▸ Instructions to follow: An unchanged copy of every record below, without pictures, is the goal.

---------- Information shown ----------

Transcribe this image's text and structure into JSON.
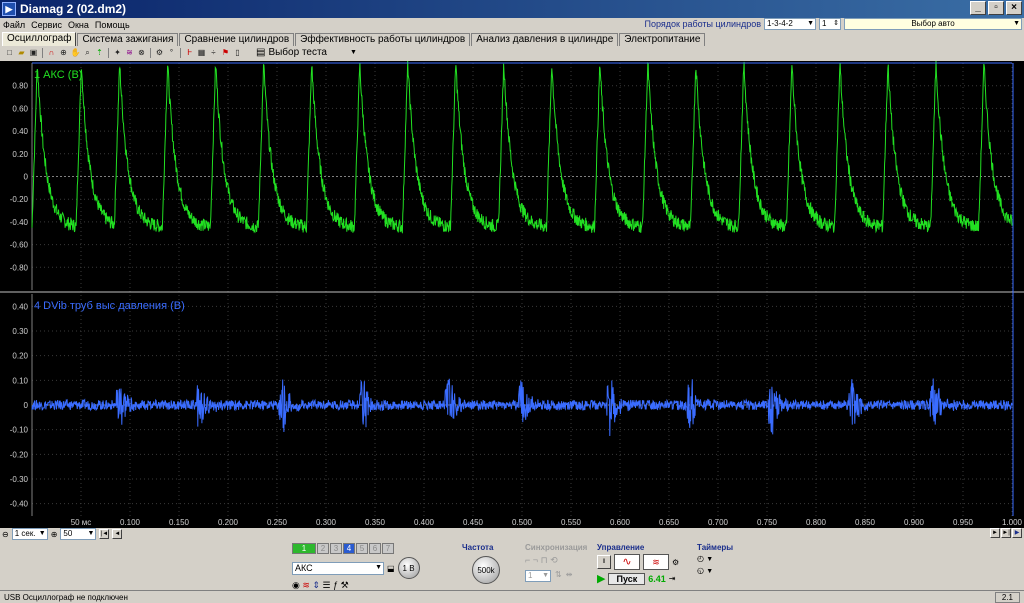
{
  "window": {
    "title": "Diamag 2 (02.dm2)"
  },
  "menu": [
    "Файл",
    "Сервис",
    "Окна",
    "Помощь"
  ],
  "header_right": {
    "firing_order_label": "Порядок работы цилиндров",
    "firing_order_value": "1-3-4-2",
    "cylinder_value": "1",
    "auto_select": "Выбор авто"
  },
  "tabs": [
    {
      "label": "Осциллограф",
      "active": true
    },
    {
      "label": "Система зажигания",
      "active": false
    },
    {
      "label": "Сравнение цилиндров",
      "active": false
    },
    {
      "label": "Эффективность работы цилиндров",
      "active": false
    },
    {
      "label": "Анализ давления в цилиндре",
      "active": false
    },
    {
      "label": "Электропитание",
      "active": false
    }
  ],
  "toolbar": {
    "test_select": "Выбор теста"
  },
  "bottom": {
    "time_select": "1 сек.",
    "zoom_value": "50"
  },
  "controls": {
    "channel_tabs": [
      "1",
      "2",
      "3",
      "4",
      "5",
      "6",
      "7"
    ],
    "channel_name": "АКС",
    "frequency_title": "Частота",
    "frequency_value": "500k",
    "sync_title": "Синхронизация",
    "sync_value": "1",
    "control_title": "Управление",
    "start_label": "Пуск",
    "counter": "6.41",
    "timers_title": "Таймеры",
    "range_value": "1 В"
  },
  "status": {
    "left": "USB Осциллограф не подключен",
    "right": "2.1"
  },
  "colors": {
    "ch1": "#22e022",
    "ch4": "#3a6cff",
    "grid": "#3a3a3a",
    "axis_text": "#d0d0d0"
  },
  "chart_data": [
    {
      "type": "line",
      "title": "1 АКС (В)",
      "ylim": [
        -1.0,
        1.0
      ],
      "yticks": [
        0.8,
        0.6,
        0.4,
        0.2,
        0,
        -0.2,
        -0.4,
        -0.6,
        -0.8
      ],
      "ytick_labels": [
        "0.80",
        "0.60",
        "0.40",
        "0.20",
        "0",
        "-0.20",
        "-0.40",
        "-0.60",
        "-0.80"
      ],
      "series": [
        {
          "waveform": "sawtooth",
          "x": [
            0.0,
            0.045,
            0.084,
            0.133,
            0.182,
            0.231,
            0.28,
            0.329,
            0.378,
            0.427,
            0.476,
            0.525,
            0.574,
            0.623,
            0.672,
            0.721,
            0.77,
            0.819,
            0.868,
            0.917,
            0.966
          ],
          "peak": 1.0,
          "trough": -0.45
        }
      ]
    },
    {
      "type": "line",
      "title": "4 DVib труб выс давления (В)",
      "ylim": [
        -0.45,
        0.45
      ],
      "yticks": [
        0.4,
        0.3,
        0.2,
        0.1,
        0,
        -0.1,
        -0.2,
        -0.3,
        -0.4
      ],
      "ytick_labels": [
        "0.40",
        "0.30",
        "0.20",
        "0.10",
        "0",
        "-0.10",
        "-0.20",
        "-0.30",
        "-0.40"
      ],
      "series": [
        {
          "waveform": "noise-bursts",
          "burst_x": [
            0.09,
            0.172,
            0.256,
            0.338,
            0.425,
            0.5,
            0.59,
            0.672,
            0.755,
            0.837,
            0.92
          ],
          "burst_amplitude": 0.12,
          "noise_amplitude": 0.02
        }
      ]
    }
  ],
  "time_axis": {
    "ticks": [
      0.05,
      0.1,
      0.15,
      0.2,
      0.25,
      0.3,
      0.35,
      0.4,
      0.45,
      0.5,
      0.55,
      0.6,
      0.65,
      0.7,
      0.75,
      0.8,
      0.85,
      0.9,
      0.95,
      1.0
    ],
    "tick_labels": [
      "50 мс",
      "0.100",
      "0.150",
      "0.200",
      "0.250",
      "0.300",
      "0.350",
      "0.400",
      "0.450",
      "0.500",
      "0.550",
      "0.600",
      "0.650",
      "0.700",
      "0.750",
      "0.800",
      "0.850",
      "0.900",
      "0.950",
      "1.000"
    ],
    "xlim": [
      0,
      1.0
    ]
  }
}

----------

▸ Answer:
Transcribe this image's text and structure into JSON.
{
  "window": {
    "title": "Diamag 2 (02.dm2)"
  },
  "menu": [
    "Файл",
    "Сервис",
    "Окна",
    "Помощь"
  ],
  "header_right": {
    "firing_order_label": "Порядок работы цилиндров",
    "firing_order_value": "1-3-4-2",
    "cylinder_value": "1",
    "auto_select": "Выбор авто"
  },
  "tabs": [
    {
      "label": "Осциллограф",
      "active": true
    },
    {
      "label": "Система зажигания",
      "active": false
    },
    {
      "label": "Сравнение цилиндров",
      "active": false
    },
    {
      "label": "Эффективность работы цилиндров",
      "active": false
    },
    {
      "label": "Анализ давления в цилиндре",
      "active": false
    },
    {
      "label": "Электропитание",
      "active": false
    }
  ],
  "toolbar": {
    "test_select": "Выбор теста"
  },
  "bottom": {
    "time_select": "1 сек.",
    "zoom_value": "50"
  },
  "controls": {
    "channel_tabs": [
      "1",
      "2",
      "3",
      "4",
      "5",
      "6",
      "7"
    ],
    "channel_name": "АКС",
    "frequency_title": "Частота",
    "frequency_value": "500k",
    "sync_title": "Синхронизация",
    "sync_value": "1",
    "control_title": "Управление",
    "start_label": "Пуск",
    "counter": "6.41",
    "timers_title": "Таймеры",
    "range_value": "1 В"
  },
  "status": {
    "left": "USB Осциллограф не подключен",
    "right": "2.1"
  },
  "colors": {
    "ch1": "#22e022",
    "ch4": "#3a6cff",
    "grid": "#3a3a3a",
    "axis_text": "#d0d0d0"
  },
  "chart_data": [
    {
      "type": "line",
      "title": "1 АКС (В)",
      "ylim": [
        -1.0,
        1.0
      ],
      "yticks": [
        0.8,
        0.6,
        0.4,
        0.2,
        0,
        -0.2,
        -0.4,
        -0.6,
        -0.8
      ],
      "ytick_labels": [
        "0.80",
        "0.60",
        "0.40",
        "0.20",
        "0",
        "-0.20",
        "-0.40",
        "-0.60",
        "-0.80"
      ],
      "series": [
        {
          "waveform": "sawtooth",
          "x": [
            0.0,
            0.045,
            0.084,
            0.133,
            0.182,
            0.231,
            0.28,
            0.329,
            0.378,
            0.427,
            0.476,
            0.525,
            0.574,
            0.623,
            0.672,
            0.721,
            0.77,
            0.819,
            0.868,
            0.917,
            0.966
          ],
          "peak": 1.0,
          "trough": -0.45
        }
      ]
    },
    {
      "type": "line",
      "title": "4 DVib труб выс давления (В)",
      "ylim": [
        -0.45,
        0.45
      ],
      "yticks": [
        0.4,
        0.3,
        0.2,
        0.1,
        0,
        -0.1,
        -0.2,
        -0.3,
        -0.4
      ],
      "ytick_labels": [
        "0.40",
        "0.30",
        "0.20",
        "0.10",
        "0",
        "-0.10",
        "-0.20",
        "-0.30",
        "-0.40"
      ],
      "series": [
        {
          "waveform": "noise-bursts",
          "burst_x": [
            0.09,
            0.172,
            0.256,
            0.338,
            0.425,
            0.5,
            0.59,
            0.672,
            0.755,
            0.837,
            0.92
          ],
          "burst_amplitude": 0.12,
          "noise_amplitude": 0.02
        }
      ]
    }
  ],
  "time_axis": {
    "ticks": [
      0.05,
      0.1,
      0.15,
      0.2,
      0.25,
      0.3,
      0.35,
      0.4,
      0.45,
      0.5,
      0.55,
      0.6,
      0.65,
      0.7,
      0.75,
      0.8,
      0.85,
      0.9,
      0.95,
      1.0
    ],
    "tick_labels": [
      "50 мс",
      "0.100",
      "0.150",
      "0.200",
      "0.250",
      "0.300",
      "0.350",
      "0.400",
      "0.450",
      "0.500",
      "0.550",
      "0.600",
      "0.650",
      "0.700",
      "0.750",
      "0.800",
      "0.850",
      "0.900",
      "0.950",
      "1.000"
    ],
    "xlim": [
      0,
      1.0
    ]
  }
}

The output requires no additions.